This growing collection consists of scholarly works authored by ASU-affiliated faculty, staff, and community members, and it contains many open access articles. ASU-affiliated authors are encouraged to Share Your Work in KEEP.
- Creators: Salon, Deborah
- Creators: Conway, Matthew Wigginton
- Creators: da Silva, Denise Capasso
- Creators: Mirtich, Laura Christine
- Creators: Praharaj, Sarbeswar
- Open Access: Open Access
- Peer-reviewed: Peer-reviewed
- Resource Type: Text
- Status: Published
Cities in the Global South face rapid urbanization challenges and often suffer an acute lack of infrastructure and governance capacities. Smart Cities Mission, in India, launched in 2015, aims to offer a novel approach for urban renewal of 100 cities following an area‐based development approach, where the use of ICT and digital technologies is particularly emphasized. This article presents a critical review of the design and implementation framework of this new urban renewal program across selected case‐study cities. The article examines the claims of the so‐called “smart cities” against actual urban transformation on‐ground and evaluates how “inclusive” and “sustainable” these developments are. We quantify the scale and coverage of the smart city urban renewal projects in the cities to highlight who the program includes and excludes. The article also presents a statistical analysis of the sectoral focus and budgetary allocations of the projects under the Smart Cities Mission to find an inherent bias in these smart city initiatives in terms of which types of development they promote and the ones it ignores. The findings indicate that a predominant emphasis on digital urban renewal of selected precincts and enclaves, branded as “smart cities,” leads to deepening social polarization and gentrification. The article offers crucial urban planning lessons for designing ICT‐driven urban renewal projects, while addressing critical questions around inclusion and sustainability in smart city ventures.`
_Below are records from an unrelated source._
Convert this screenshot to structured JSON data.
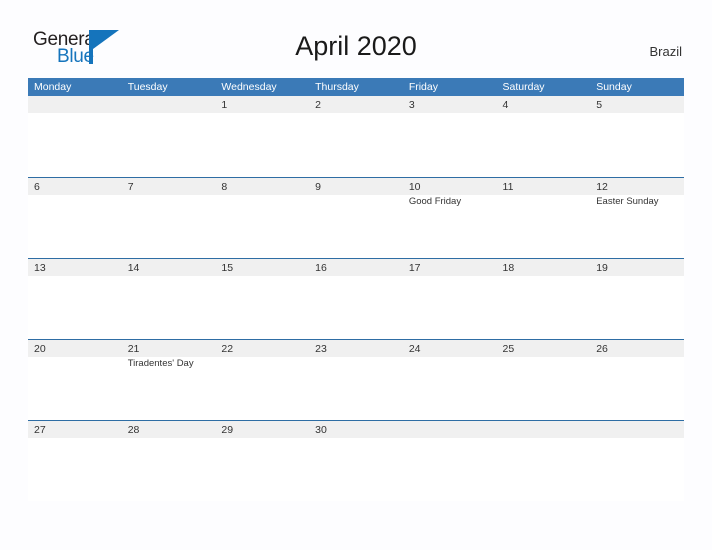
{
  "brand": {
    "name_top": "General",
    "name_bottom": "Blue",
    "mark": "triangle-logo-icon",
    "color_primary": "#1574bc",
    "color_text": "#231f20"
  },
  "header": {
    "title": "April 2020",
    "country": "Brazil"
  },
  "theme": {
    "header_bg": "#3b7ab7",
    "header_text": "#ffffff",
    "row_band_bg": "#f0f0f0",
    "row_divider": "#2e6da4",
    "page_bg": "#fdfdff",
    "text": "#333333"
  },
  "calendar": {
    "month": "April",
    "year": "2020",
    "weekday_headers": [
      "Monday",
      "Tuesday",
      "Wednesday",
      "Thursday",
      "Friday",
      "Saturday",
      "Sunday"
    ],
    "weeks": [
      [
        {
          "day": "",
          "event": ""
        },
        {
          "day": "",
          "event": ""
        },
        {
          "day": "1",
          "event": ""
        },
        {
          "day": "2",
          "event": ""
        },
        {
          "day": "3",
          "event": ""
        },
        {
          "day": "4",
          "event": ""
        },
        {
          "day": "5",
          "event": ""
        }
      ],
      [
        {
          "day": "6",
          "event": ""
        },
        {
          "day": "7",
          "event": ""
        },
        {
          "day": "8",
          "event": ""
        },
        {
          "day": "9",
          "event": ""
        },
        {
          "day": "10",
          "event": "Good Friday"
        },
        {
          "day": "11",
          "event": ""
        },
        {
          "day": "12",
          "event": "Easter Sunday"
        }
      ],
      [
        {
          "day": "13",
          "event": ""
        },
        {
          "day": "14",
          "event": ""
        },
        {
          "day": "15",
          "event": ""
        },
        {
          "day": "16",
          "event": ""
        },
        {
          "day": "17",
          "event": ""
        },
        {
          "day": "18",
          "event": ""
        },
        {
          "day": "19",
          "event": ""
        }
      ],
      [
        {
          "day": "20",
          "event": ""
        },
        {
          "day": "21",
          "event": "Tiradentes' Day"
        },
        {
          "day": "22",
          "event": ""
        },
        {
          "day": "23",
          "event": ""
        },
        {
          "day": "24",
          "event": ""
        },
        {
          "day": "25",
          "event": ""
        },
        {
          "day": "26",
          "event": ""
        }
      ],
      [
        {
          "day": "27",
          "event": ""
        },
        {
          "day": "28",
          "event": ""
        },
        {
          "day": "29",
          "event": ""
        },
        {
          "day": "30",
          "event": ""
        },
        {
          "day": "",
          "event": ""
        },
        {
          "day": "",
          "event": ""
        },
        {
          "day": "",
          "event": ""
        }
      ]
    ]
  }
}
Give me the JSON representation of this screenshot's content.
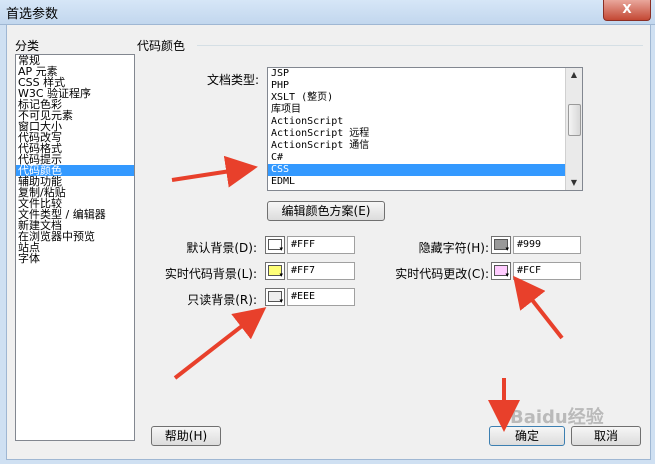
{
  "window": {
    "title": "首选参数",
    "close_label": "X"
  },
  "sidebar": {
    "label": "分类",
    "items": [
      {
        "label": "常规"
      },
      {
        "label": "AP 元素"
      },
      {
        "label": "CSS 样式"
      },
      {
        "label": "W3C 验证程序"
      },
      {
        "label": "标记色彩"
      },
      {
        "label": "不可见元素"
      },
      {
        "label": "窗口大小"
      },
      {
        "label": "代码改写"
      },
      {
        "label": "代码格式"
      },
      {
        "label": "代码提示"
      },
      {
        "label": "代码颜色",
        "selected": true
      },
      {
        "label": "辅助功能"
      },
      {
        "label": "复制/粘贴"
      },
      {
        "label": "文件比较"
      },
      {
        "label": "文件类型 / 编辑器"
      },
      {
        "label": "新建文档"
      },
      {
        "label": "在浏览器中预览"
      },
      {
        "label": "站点"
      },
      {
        "label": "字体"
      }
    ]
  },
  "main": {
    "section_title": "代码颜色",
    "doc_type_label": "文档类型:",
    "doc_types": [
      {
        "label": "JSP"
      },
      {
        "label": "PHP"
      },
      {
        "label": "XSLT (整页)"
      },
      {
        "label": "库项目"
      },
      {
        "label": "ActionScript"
      },
      {
        "label": "ActionScript 远程"
      },
      {
        "label": "ActionScript 通信"
      },
      {
        "label": "C#"
      },
      {
        "label": "CSS",
        "selected": true
      },
      {
        "label": "EDML"
      }
    ],
    "edit_scheme_button": "编辑颜色方案(E)",
    "colors": {
      "default_bg": {
        "label": "默认背景(D):",
        "value": "#FFF",
        "color": "#ffffff"
      },
      "live_code_bg": {
        "label": "实时代码背景(L):",
        "value": "#FF7",
        "color": "#ffff77"
      },
      "readonly_bg": {
        "label": "只读背景(R):",
        "value": "#EEE",
        "color": "#eeeeee"
      },
      "hidden_chars": {
        "label": "隐藏字符(H):",
        "value": "#999",
        "color": "#999999"
      },
      "live_code_changes": {
        "label": "实时代码更改(C):",
        "value": "#FCF",
        "color": "#ffccff"
      }
    }
  },
  "footer": {
    "help": "帮助(H)",
    "ok": "确定",
    "cancel": "取消"
  },
  "watermark": "Baidu经验"
}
Attitudes and habits are extremely resistant to change, but a disruption of the magnitude of the COVID-19 pandemic has the potential to bring long-term, massive societal changes. During the pandemic, people are being compelled to experience new ways of interacting, working, learning, shopping, traveling, and eating meals. Going forward, a critical question is whether these experiences will result in changed behaviors and preferences in the long term. This paper presents initial findings on the likelihood of long-term changes in telework, daily travel, restaurant patronage, and air travel based on survey data collected from adults in the United States in Spring 2020. These data suggest that a sizable fraction of the increase in telework and decreases in both business air travel and restaurant patronage are likely here to stay. As for daily travel modes, public transit may not fully recover its pre-pandemic ridership levels, but many of our respondents are planning to bike and walk more than they used to. These data reflect the responses of a sample that is higher income and more highly educated than the US population. The response of these particular groups to the COVID-19 pandemic is perhaps especially important to understand, however, because their consumption patterns give them a large influence on many sectors of the economy.
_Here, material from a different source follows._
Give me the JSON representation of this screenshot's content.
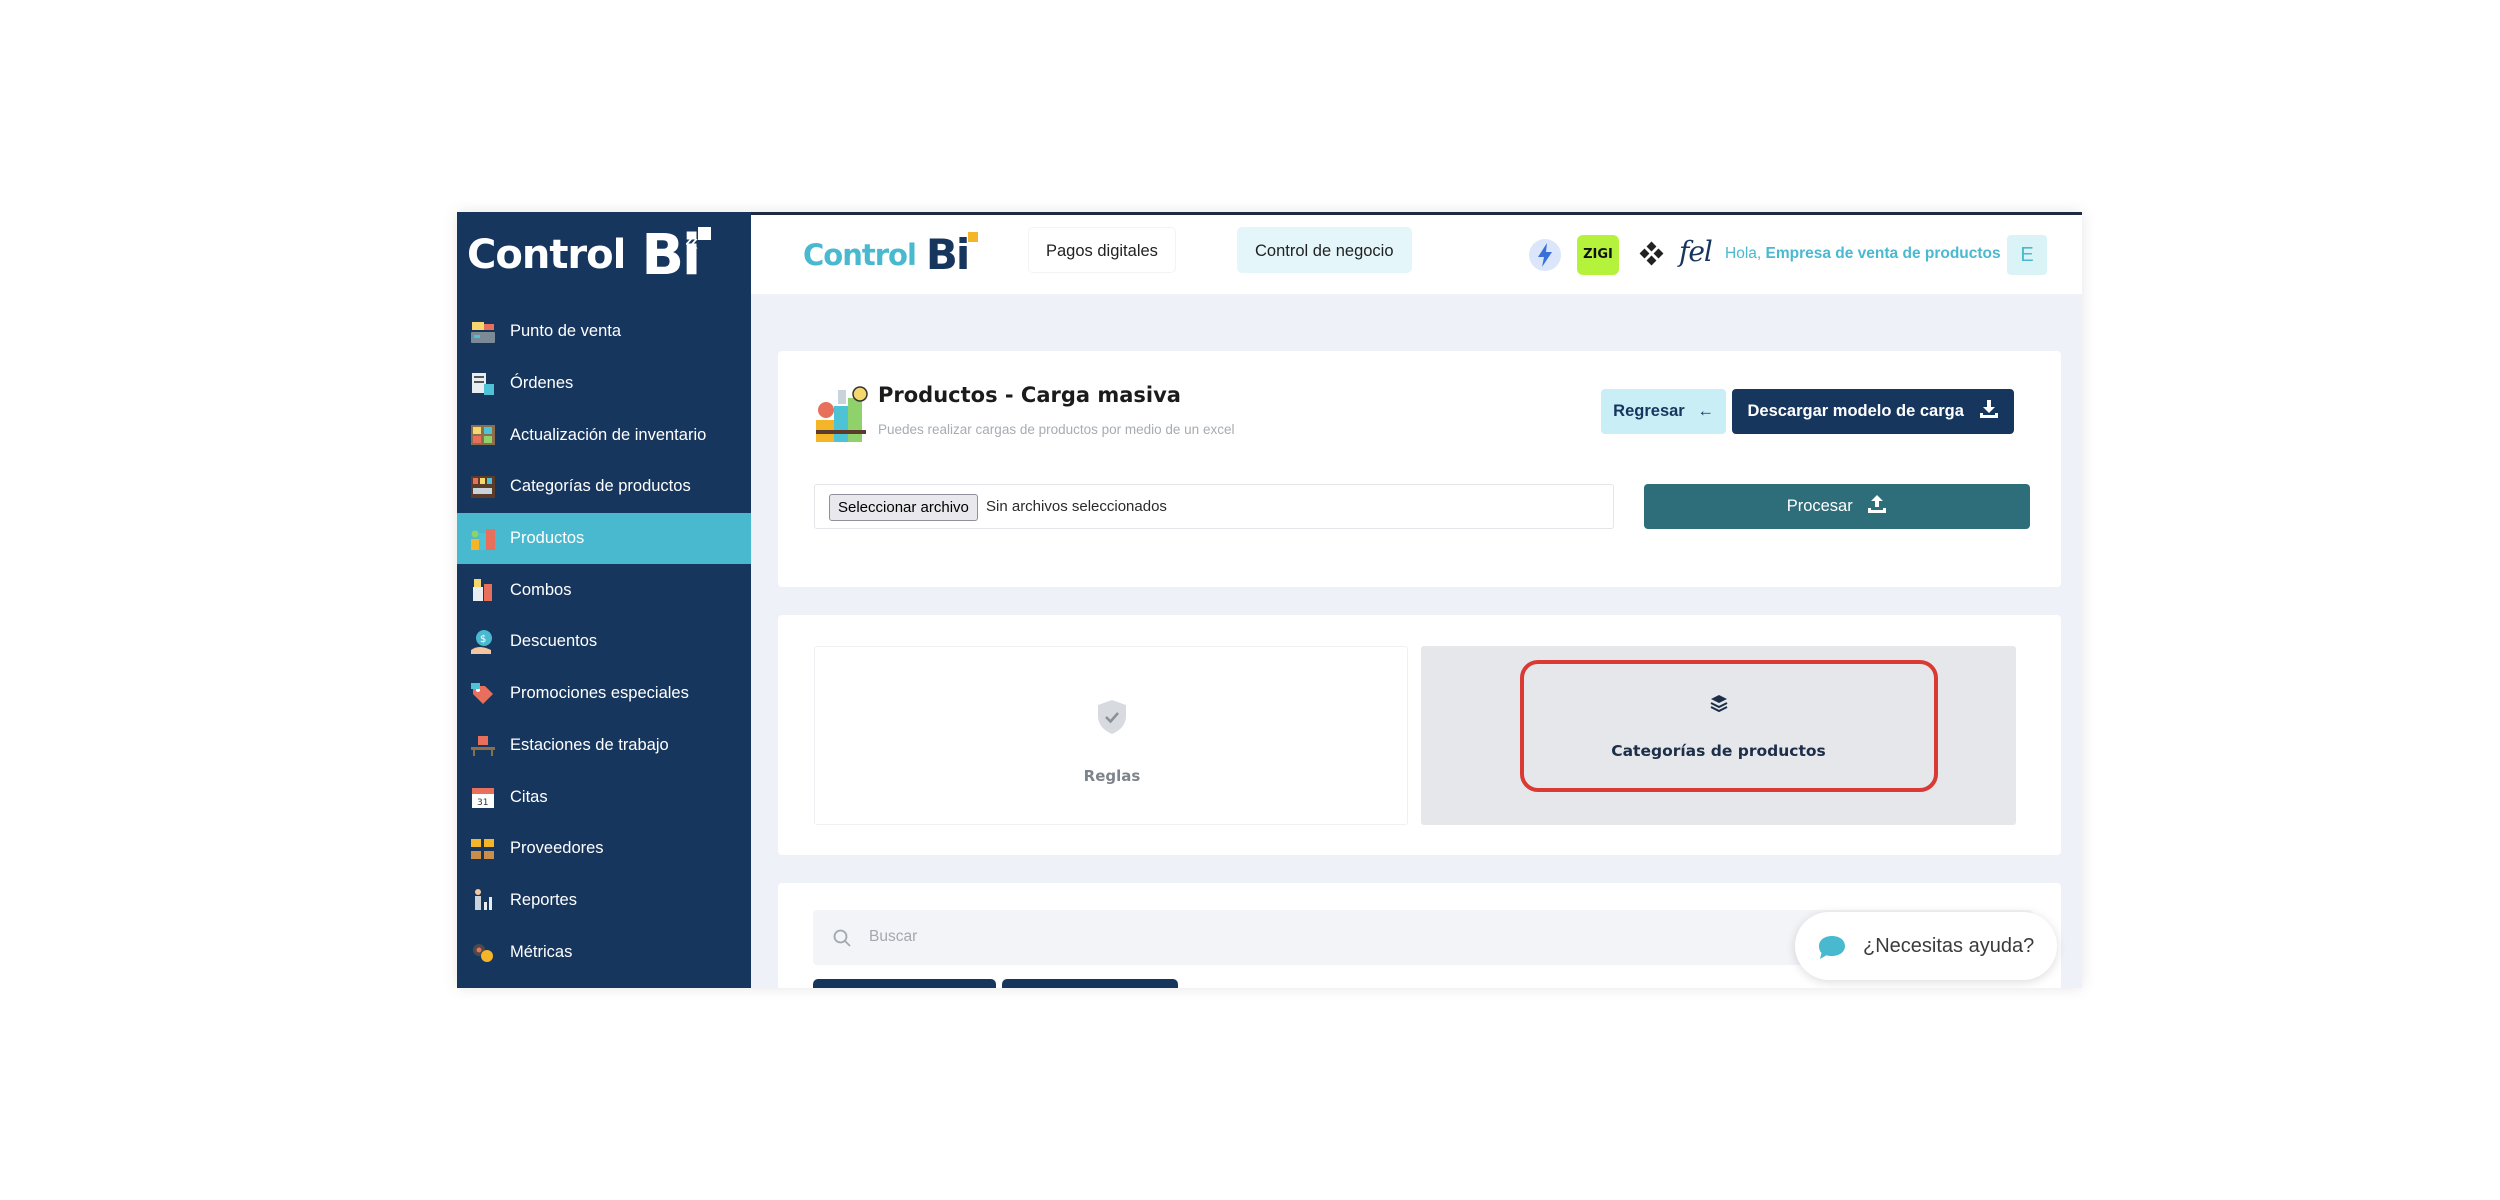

Recently the domestic aviation industry has been influenced by rapidly growing ultra low-cost carriers (ULCCs). The pattern of airport markets served by ULCCs is incongruous with legacy carriers and low-cost airlines alike. Existing literature, however, is limited for North American ULCCs: research has only recently begun to identify them separately from mainstream low-cost carriers. This study sought to understand the market factors that influence ULCC service decisions. The relationship between ULCC operations and airport market factors was analyzed using three methods: mapping 2019 flight data for four ULCCs combined, two regression analyses to evaluate variables, and three case studies examining distinct scenarios through interviews with airport managers. Enplanement data were assembled for every domestic airport offering scheduled service in 2019. Independent variables were collected for each Part 139 airport. The first model estimated an ordinary least squares regression model to analyze ULCC enplanements. The second model estimated a binary logistic equation for presence of ULCC service. Case studies for Bellingham, Waco, and Lincoln were selected using compelling airport factors and relevant ULCC experience. Maps of ULCC enplanements revealed concentrations of operations on the East Coast. Both regression analyses showed strong relationships between population and non-ULCC enplanements (two measures of airport market size) and ULCC operations. A significant relationship also existed between tourism and enplanements. In the logit model, distance and competition variables were associated with ULCC presence. Case studies emphasized the importance of airport fees and competition in ULCC preferences, although aeronautical costs were generally not significant in the regressions.